● GOAL OF THE EXERCISE
Word for word, repeat the data that follows. Do not include the pictures.

───── EXERCISE DATA

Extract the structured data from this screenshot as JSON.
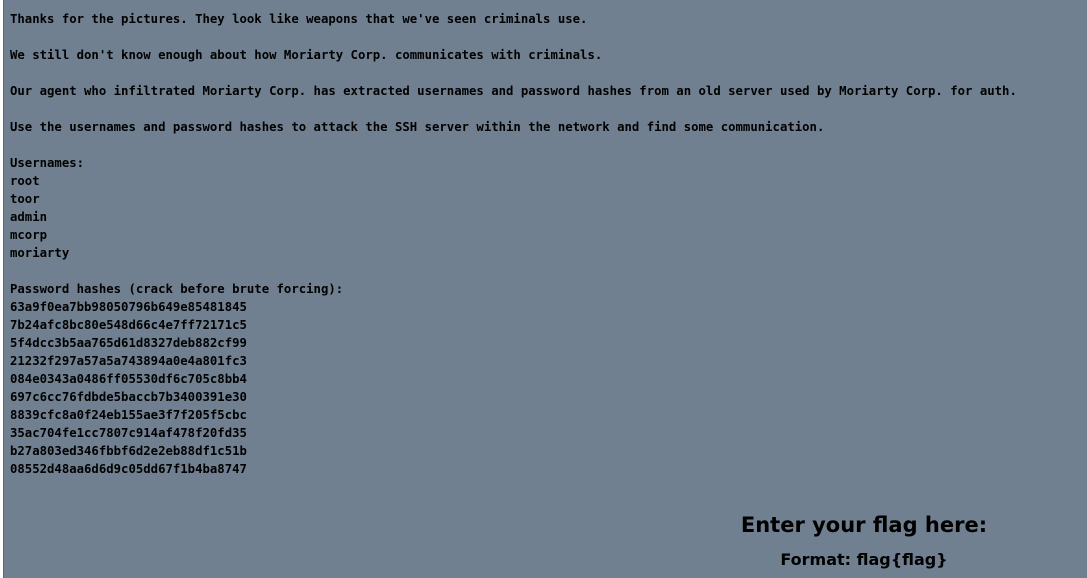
{
  "message": {
    "intro_1": "Thanks for the pictures. They look like weapons that we've seen criminals use.",
    "intro_2": "We still don't know enough about how Moriarty Corp. communicates with criminals.",
    "intro_3": "Our agent who infiltrated Moriarty Corp. has extracted usernames and password hashes from an old server used by Moriarty Corp. for auth.",
    "intro_4": "Use the usernames and password hashes to attack the SSH server within the network and find some communication.",
    "usernames_heading": "Usernames:",
    "usernames": [
      "root",
      "toor",
      "admin",
      "mcorp",
      "moriarty"
    ],
    "hashes_heading": "Password hashes (crack before brute forcing):",
    "hashes": [
      "63a9f0ea7bb98050796b649e85481845",
      "7b24afc8bc80e548d66c4e7ff72171c5",
      "5f4dcc3b5aa765d61d8327deb882cf99",
      "21232f297a57a5a743894a0e4a801fc3",
      "084e0343a0486ff05530df6c705c8bb4",
      "697c6cc76fdbde5baccb7b3400391e30",
      "8839cfc8a0f24eb155ae3f7f205f5cbc",
      "35ac704fe1cc7807c914af478f20fd35",
      "b27a803ed346fbbf6d2e2eb88df1c51b",
      "08552d48aa6d6d9c05dd67f1b4ba8747"
    ]
  },
  "flag_form": {
    "title": "Enter your flag here:",
    "format": "Format: flag{flag}"
  },
  "colors": {
    "background": "#708090",
    "text": "#000000"
  }
}
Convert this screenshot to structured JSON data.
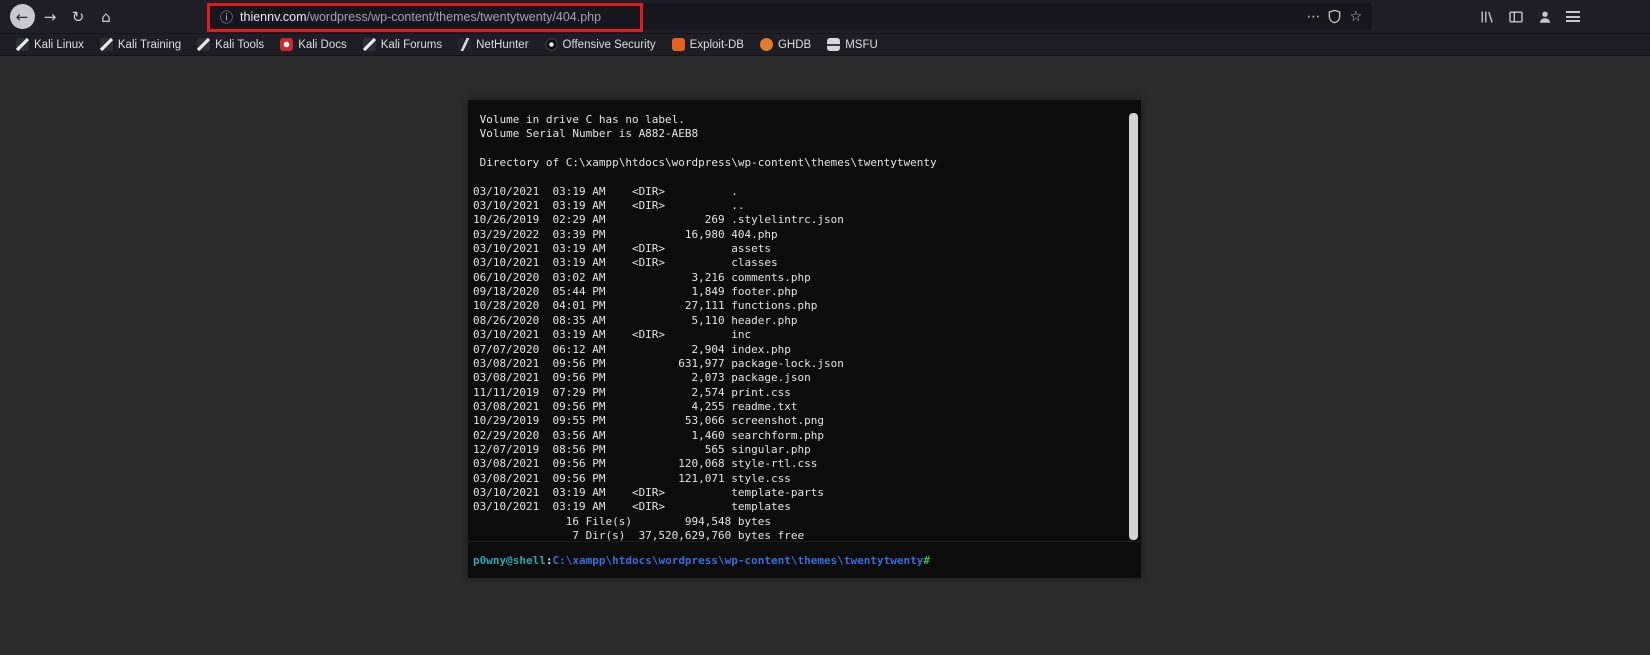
{
  "browser": {
    "icons": {
      "back_arrow": "←",
      "forward_arrow": "→",
      "reload": "↻",
      "home": "⌂",
      "info": "ⓘ",
      "page_actions": "⋯",
      "bookmark_star": "☆"
    },
    "url": {
      "domain": "thiennv.com",
      "path": "/wordpress/wp-content/themes/twentytwenty/404.php"
    },
    "annotation": {
      "color": "#dd1c1c"
    },
    "bookmarks": [
      {
        "label": "Kali Linux"
      },
      {
        "label": "Kali Training"
      },
      {
        "label": "Kali Tools"
      },
      {
        "label": "Kali Docs"
      },
      {
        "label": "Kali Forums"
      },
      {
        "label": "NetHunter"
      },
      {
        "label": "Offensive Security"
      },
      {
        "label": "Exploit-DB"
      },
      {
        "label": "GHDB"
      },
      {
        "label": "MSFU"
      }
    ]
  },
  "shell": {
    "output": " Volume in drive C has no label.\n Volume Serial Number is A882-AEB8\n\n Directory of C:\\xampp\\htdocs\\wordpress\\wp-content\\themes\\twentytwenty\n\n03/10/2021  03:19 AM    <DIR>          .\n03/10/2021  03:19 AM    <DIR>          ..\n10/26/2019  02:29 AM               269 .stylelintrc.json\n03/29/2022  03:39 PM            16,980 404.php\n03/10/2021  03:19 AM    <DIR>          assets\n03/10/2021  03:19 AM    <DIR>          classes\n06/10/2020  03:02 AM             3,216 comments.php\n09/18/2020  05:44 PM             1,849 footer.php\n10/28/2020  04:01 PM            27,111 functions.php\n08/26/2020  08:35 AM             5,110 header.php\n03/10/2021  03:19 AM    <DIR>          inc\n07/07/2020  06:12 AM             2,904 index.php\n03/08/2021  09:56 PM           631,977 package-lock.json\n03/08/2021  09:56 PM             2,073 package.json\n11/11/2019  07:29 PM             2,574 print.css\n03/08/2021  09:56 PM             4,255 readme.txt\n10/29/2019  09:55 PM            53,066 screenshot.png\n02/29/2020  03:56 AM             1,460 searchform.php\n12/07/2019  08:56 PM               565 singular.php\n03/08/2021  09:56 PM           120,068 style-rtl.css\n03/08/2021  09:56 PM           121,071 style.css\n03/10/2021  03:19 AM    <DIR>          template-parts\n03/10/2021  03:19 AM    <DIR>          templates\n              16 File(s)        994,548 bytes\n               7 Dir(s)  37,520,629,760 bytes free",
    "prompt": {
      "user": "p0wny@shell",
      "separator": ":",
      "cwd": "C:\\xampp\\htdocs\\wordpress\\wp-content\\themes\\twentytwenty",
      "symbol": "#"
    },
    "colors": {
      "background": "#0c0c0c",
      "text": "#e4e4e4",
      "prompt_user": "#2aa8ad",
      "prompt_cwd": "#3a6fd8",
      "prompt_symbol": "#46b94a"
    }
  }
}
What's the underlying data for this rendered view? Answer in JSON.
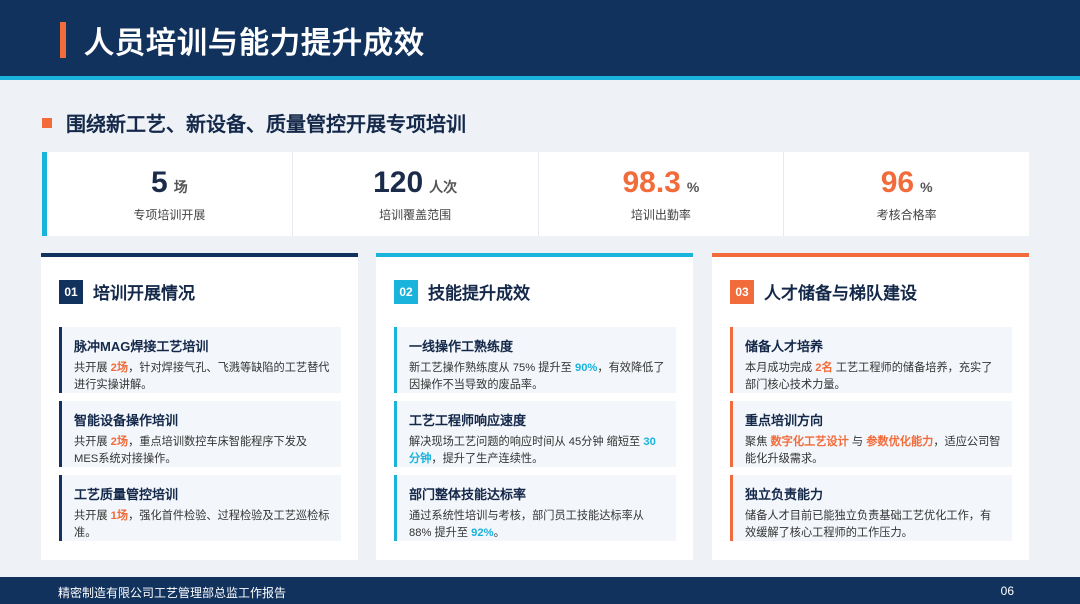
{
  "header": {
    "title": "人员培训与能力提升成效"
  },
  "subtitle": "围绕新工艺、新设备、质量管控开展专项培训",
  "stats": [
    {
      "value": "5",
      "unit": "场",
      "label": "专项培训开展"
    },
    {
      "value": "120",
      "unit": "人次",
      "label": "培训覆盖范围"
    },
    {
      "value": "98.3",
      "unit": "%",
      "label": "培训出勤率"
    },
    {
      "value": "96",
      "unit": "%",
      "label": "考核合格率"
    }
  ],
  "cards": [
    {
      "badge": "01",
      "title": "培训开展情况",
      "items": [
        {
          "title": "脉冲MAG焊接工艺培训",
          "d1": "共开展 ",
          "h1": "2场",
          "d2": "，针对焊接气孔、飞溅等缺陷的工艺替代进行实操讲解。",
          "h2": "",
          "d3": ""
        },
        {
          "title": "智能设备操作培训",
          "d1": "共开展 ",
          "h1": "2场",
          "d2": "，重点培训数控车床智能程序下发及MES系统对接操作。",
          "h2": "",
          "d3": ""
        },
        {
          "title": "工艺质量管控培训",
          "d1": "共开展 ",
          "h1": "1场",
          "d2": "，强化首件检验、过程检验及工艺巡检标准。",
          "h2": "",
          "d3": ""
        }
      ]
    },
    {
      "badge": "02",
      "title": "技能提升成效",
      "items": [
        {
          "title": "一线操作工熟练度",
          "d1": "新工艺操作熟练度从 75% 提升至 ",
          "h1": "90%",
          "d2": "，有效降低了因操作不当导致的废品率。",
          "h2": "",
          "d3": ""
        },
        {
          "title": "工艺工程师响应速度",
          "d1": "解决现场工艺问题的响应时间从 45分钟 缩短至 ",
          "h1": "30分钟",
          "d2": "，提升了生产连续性。",
          "h2": "",
          "d3": ""
        },
        {
          "title": "部门整体技能达标率",
          "d1": "通过系统性培训与考核，部门员工技能达标率从 88% 提升至 ",
          "h1": "92%",
          "d2": "。",
          "h2": "",
          "d3": ""
        }
      ]
    },
    {
      "badge": "03",
      "title": "人才储备与梯队建设",
      "items": [
        {
          "title": "储备人才培养",
          "d1": "本月成功完成 ",
          "h1": "2名",
          "d2": " 工艺工程师的储备培养，充实了部门核心技术力量。",
          "h2": "",
          "d3": ""
        },
        {
          "title": "重点培训方向",
          "d1": "聚焦 ",
          "h1": "数字化工艺设计",
          "d2": " 与 ",
          "h2": "参数优化能力",
          "d3": "，适应公司智能化升级需求。"
        },
        {
          "title": "独立负责能力",
          "d1": "储备人才目前已能独立负责基础工艺优化工作，有效缓解了核心工程师的工作压力。",
          "h1": "",
          "d2": "",
          "h2": "",
          "d3": ""
        }
      ]
    }
  ],
  "footer": {
    "text": "精密制造有限公司工艺管理部总监工作报告",
    "page": "06"
  },
  "colors": {
    "navy": "#12325e",
    "cyan": "#19b3dc",
    "orange": "#f26b3a"
  }
}
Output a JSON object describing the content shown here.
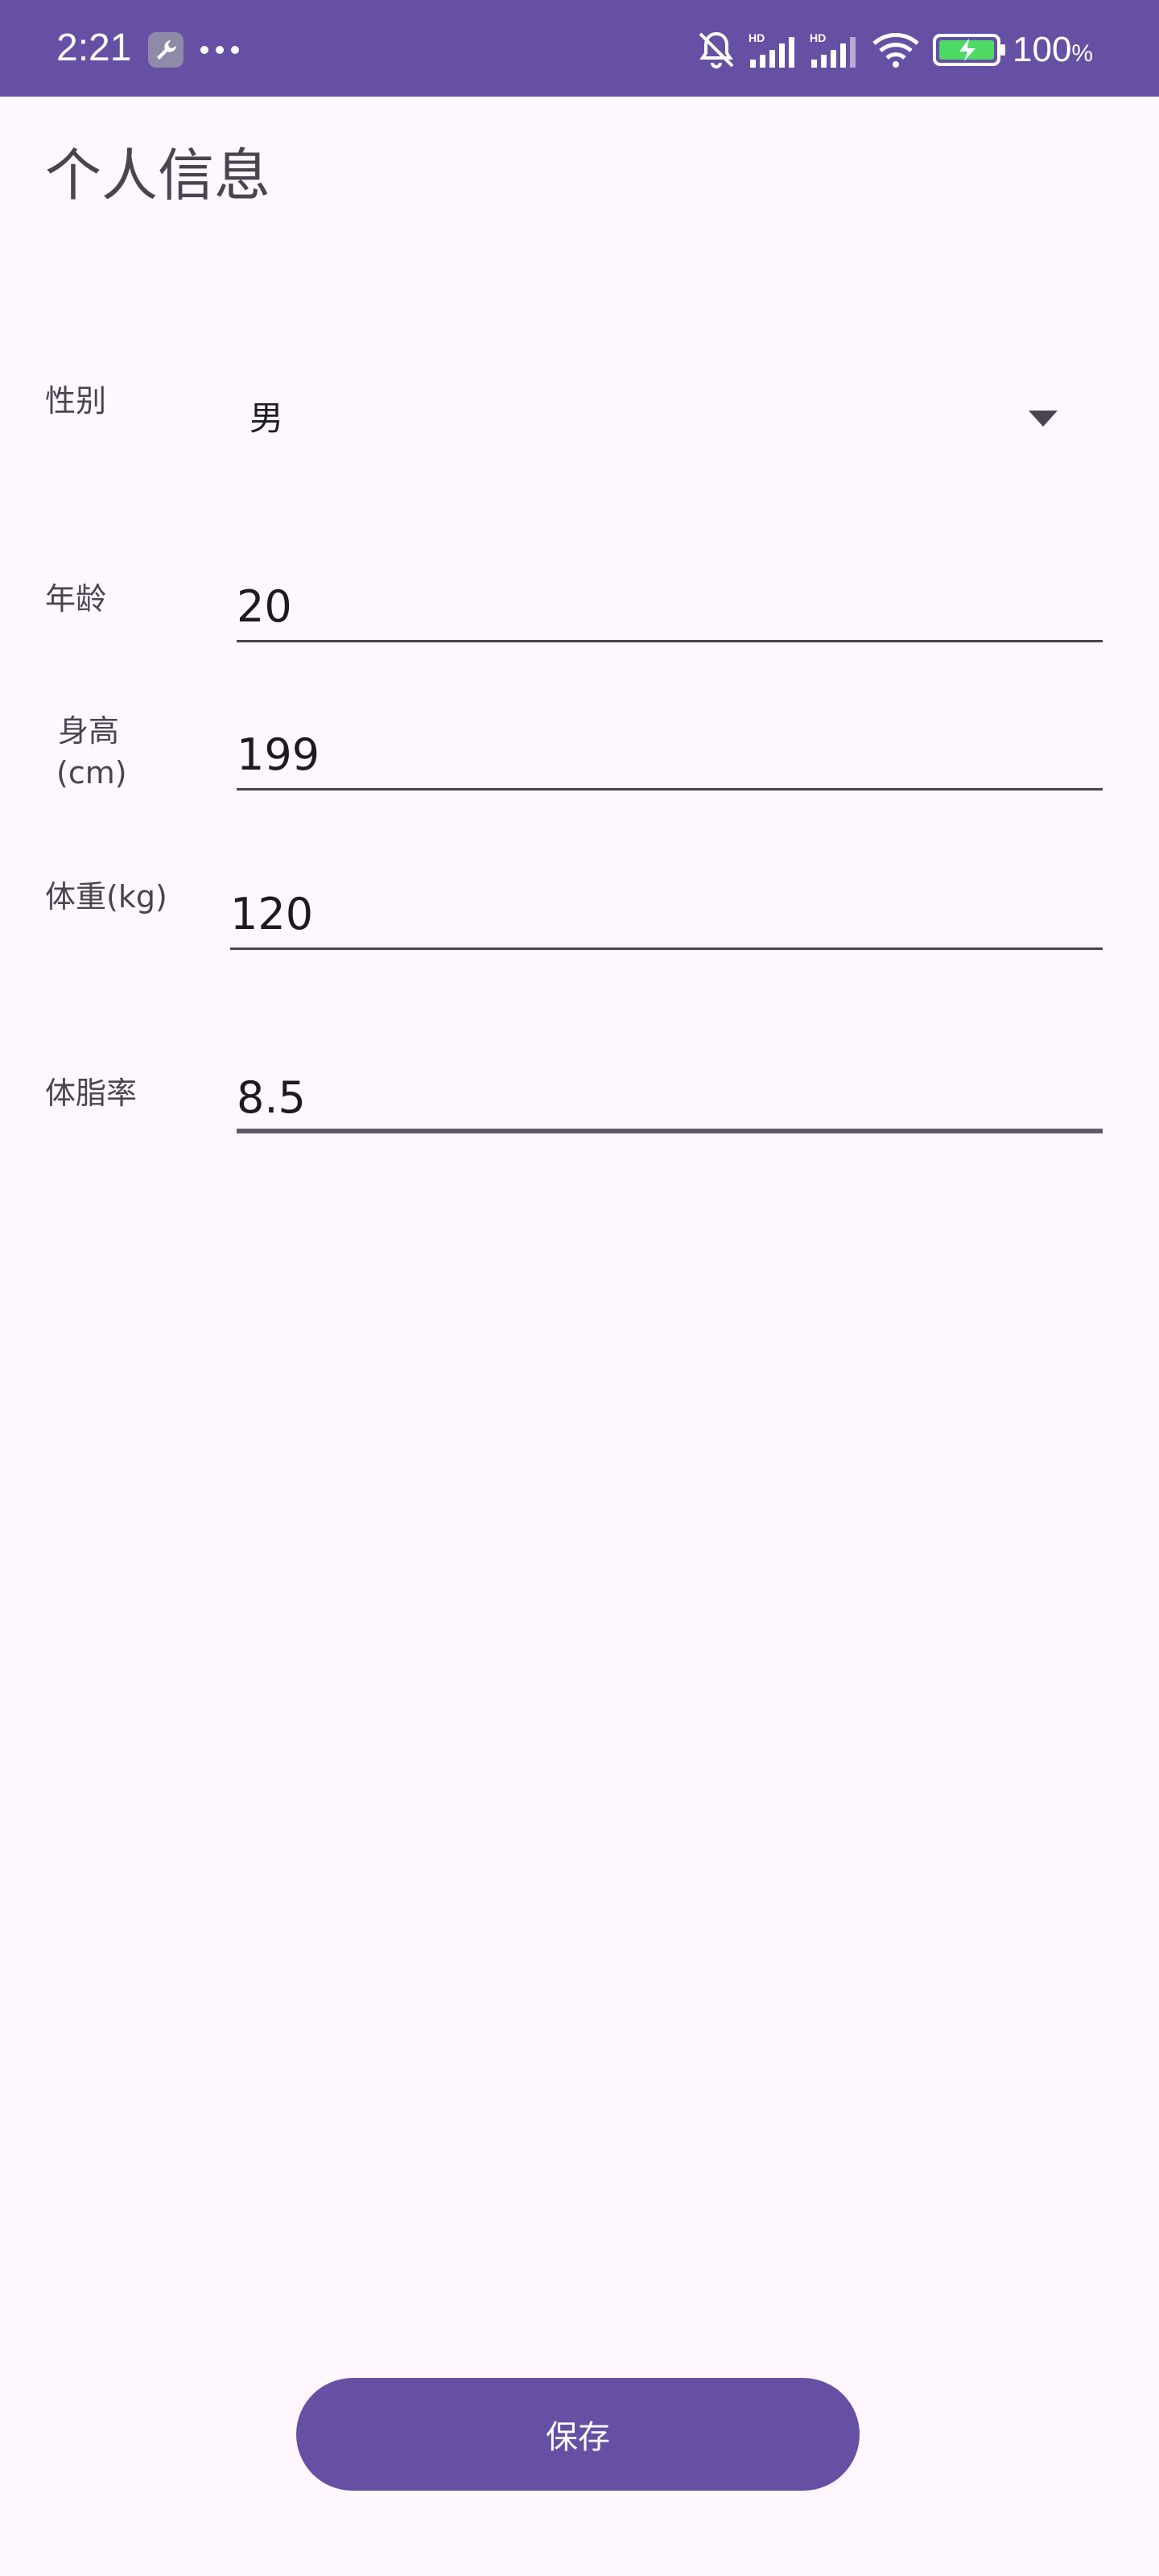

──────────

● ANSWER SECTION
Extract the structured data from this screenshot as JSON.
{
  "message": {
    "intro_1": "Thanks for the pictures. They look like weapons that we've seen criminals use.",
    "intro_2": "We still don't know enough about how Moriarty Corp. communicates with criminals.",
    "intro_3": "Our agent who infiltrated Moriarty Corp. has extracted usernames and password hashes from an old server used by Moriarty Corp. for auth.",
    "intro_4": "Use the usernames and password hashes to attack the SSH server within the network and find some communication.",
    "usernames_heading": "Usernames:",
    "usernames": [
      "root",
      "toor",
      "admin",
      "mcorp",
      "moriarty"
    ],
    "hashes_heading": "Password hashes (crack before brute forcing):",
    "hashes": [
      "63a9f0ea7bb98050796b649e85481845",
      "7b24afc8bc80e548d66c4e7ff72171c5",
      "5f4dcc3b5aa765d61d8327deb882cf99",
      "21232f297a57a5a743894a0e4a801fc3",
      "084e0343a0486ff05530df6c705c8bb4",
      "697c6cc76fdbde5baccb7b3400391e30",
      "8839cfc8a0f24eb155ae3f7f205f5cbc",
      "35ac704fe1cc7807c914af478f20fd35",
      "b27a803ed346fbbf6d2e2eb88df1c51b",
      "08552d48aa6d6d9c05dd67f1b4ba8747"
    ]
  },
  "flag_form": {
    "title": "Enter your flag here:",
    "format": "Format: flag{flag}"
  },
  "colors": {
    "background": "#708090",
    "text": "#000000"
  }
}
Convert this screenshot to structured JSON data.
{
  "browser": {
    "icons": {
      "back_arrow": "←",
      "forward_arrow": "→",
      "reload": "↻",
      "home": "⌂",
      "info": "ⓘ",
      "page_actions": "⋯",
      "bookmark_star": "☆"
    },
    "url": {
      "domain": "thiennv.com",
      "path": "/wordpress/wp-content/themes/twentytwenty/404.php"
    },
    "annotation": {
      "color": "#dd1c1c"
    },
    "bookmarks": [
      {
        "label": "Kali Linux"
      },
      {
        "label": "Kali Training"
      },
      {
        "label": "Kali Tools"
      },
      {
        "label": "Kali Docs"
      },
      {
        "label": "Kali Forums"
      },
      {
        "label": "NetHunter"
      },
      {
        "label": "Offensive Security"
      },
      {
        "label": "Exploit-DB"
      },
      {
        "label": "GHDB"
      },
      {
        "label": "MSFU"
      }
    ]
  },
  "shell": {
    "output": " Volume in drive C has no label.\n Volume Serial Number is A882-AEB8\n\n Directory of C:\\xampp\\htdocs\\wordpress\\wp-content\\themes\\twentytwenty\n\n03/10/2021  03:19 AM    <DIR>          .\n03/10/2021  03:19 AM    <DIR>          ..\n10/26/2019  02:29 AM               269 .stylelintrc.json\n03/29/2022  03:39 PM            16,980 404.php\n03/10/2021  03:19 AM    <DIR>          assets\n03/10/2021  03:19 AM    <DIR>          classes\n06/10/2020  03:02 AM             3,216 comments.php\n09/18/2020  05:44 PM             1,849 footer.php\n10/28/2020  04:01 PM            27,111 functions.php\n08/26/2020  08:35 AM             5,110 header.php\n03/10/2021  03:19 AM    <DIR>          inc\n07/07/2020  06:12 AM             2,904 index.php\n03/08/2021  09:56 PM           631,977 package-lock.json\n03/08/2021  09:56 PM             2,073 package.json\n11/11/2019  07:29 PM             2,574 print.css\n03/08/2021  09:56 PM             4,255 readme.txt\n10/29/2019  09:55 PM            53,066 screenshot.png\n02/29/2020  03:56 AM             1,460 searchform.php\n12/07/2019  08:56 PM               565 singular.php\n03/08/2021  09:56 PM           120,068 style-rtl.css\n03/08/2021  09:56 PM           121,071 style.css\n03/10/2021  03:19 AM    <DIR>          template-parts\n03/10/2021  03:19 AM    <DIR>          templates\n              16 File(s)        994,548 bytes\n               7 Dir(s)  37,520,629,760 bytes free",
    "prompt": {
      "user": "p0wny@shell",
      "separator": ":",
      "cwd": "C:\\xampp\\htdocs\\wordpress\\wp-content\\themes\\twentytwenty",
      "symbol": "#"
    },
    "colors": {
      "background": "#0c0c0c",
      "text": "#e4e4e4",
      "prompt_user": "#2aa8ad",
      "prompt_cwd": "#3a6fd8",
      "prompt_symbol": "#46b94a"
    }
  }
}
What's the underlying data for this rendered view? Answer in JSON.
{
  "header": {
    "title": "人员培训与能力提升成效"
  },
  "subtitle": "围绕新工艺、新设备、质量管控开展专项培训",
  "stats": [
    {
      "value": "5",
      "unit": "场",
      "label": "专项培训开展"
    },
    {
      "value": "120",
      "unit": "人次",
      "label": "培训覆盖范围"
    },
    {
      "value": "98.3",
      "unit": "%",
      "label": "培训出勤率"
    },
    {
      "value": "96",
      "unit": "%",
      "label": "考核合格率"
    }
  ],
  "cards": [
    {
      "badge": "01",
      "title": "培训开展情况",
      "items": [
        {
          "title": "脉冲MAG焊接工艺培训",
          "d1": "共开展 ",
          "h1": "2场",
          "d2": "，针对焊接气孔、飞溅等缺陷的工艺替代进行实操讲解。",
          "h2": "",
          "d3": ""
        },
        {
          "title": "智能设备操作培训",
          "d1": "共开展 ",
          "h1": "2场",
          "d2": "，重点培训数控车床智能程序下发及MES系统对接操作。",
          "h2": "",
          "d3": ""
        },
        {
          "title": "工艺质量管控培训",
          "d1": "共开展 ",
          "h1": "1场",
          "d2": "，强化首件检验、过程检验及工艺巡检标准。",
          "h2": "",
          "d3": ""
        }
      ]
    },
    {
      "badge": "02",
      "title": "技能提升成效",
      "items": [
        {
          "title": "一线操作工熟练度",
          "d1": "新工艺操作熟练度从 75% 提升至 ",
          "h1": "90%",
          "d2": "，有效降低了因操作不当导致的废品率。",
          "h2": "",
          "d3": ""
        },
        {
          "title": "工艺工程师响应速度",
          "d1": "解决现场工艺问题的响应时间从 45分钟 缩短至 ",
          "h1": "30分钟",
          "d2": "，提升了生产连续性。",
          "h2": "",
          "d3": ""
        },
        {
          "title": "部门整体技能达标率",
          "d1": "通过系统性培训与考核，部门员工技能达标率从 88% 提升至 ",
          "h1": "92%",
          "d2": "。",
          "h2": "",
          "d3": ""
        }
      ]
    },
    {
      "badge": "03",
      "title": "人才储备与梯队建设",
      "items": [
        {
          "title": "储备人才培养",
          "d1": "本月成功完成 ",
          "h1": "2名",
          "d2": " 工艺工程师的储备培养，充实了部门核心技术力量。",
          "h2": "",
          "d3": ""
        },
        {
          "title": "重点培训方向",
          "d1": "聚焦 ",
          "h1": "数字化工艺设计",
          "d2": " 与 ",
          "h2": "参数优化能力",
          "d3": "，适应公司智能化升级需求。"
        },
        {
          "title": "独立负责能力",
          "d1": "储备人才目前已能独立负责基础工艺优化工作，有效缓解了核心工程师的工作压力。",
          "h1": "",
          "d2": "",
          "h2": "",
          "d3": ""
        }
      ]
    }
  ],
  "footer": {
    "text": "精密制造有限公司工艺管理部总监工作报告",
    "page": "06"
  },
  "colors": {
    "navy": "#12325e",
    "cyan": "#19b3dc",
    "orange": "#f26b3a"
  }
}
Output a JSON object describing the content shown here.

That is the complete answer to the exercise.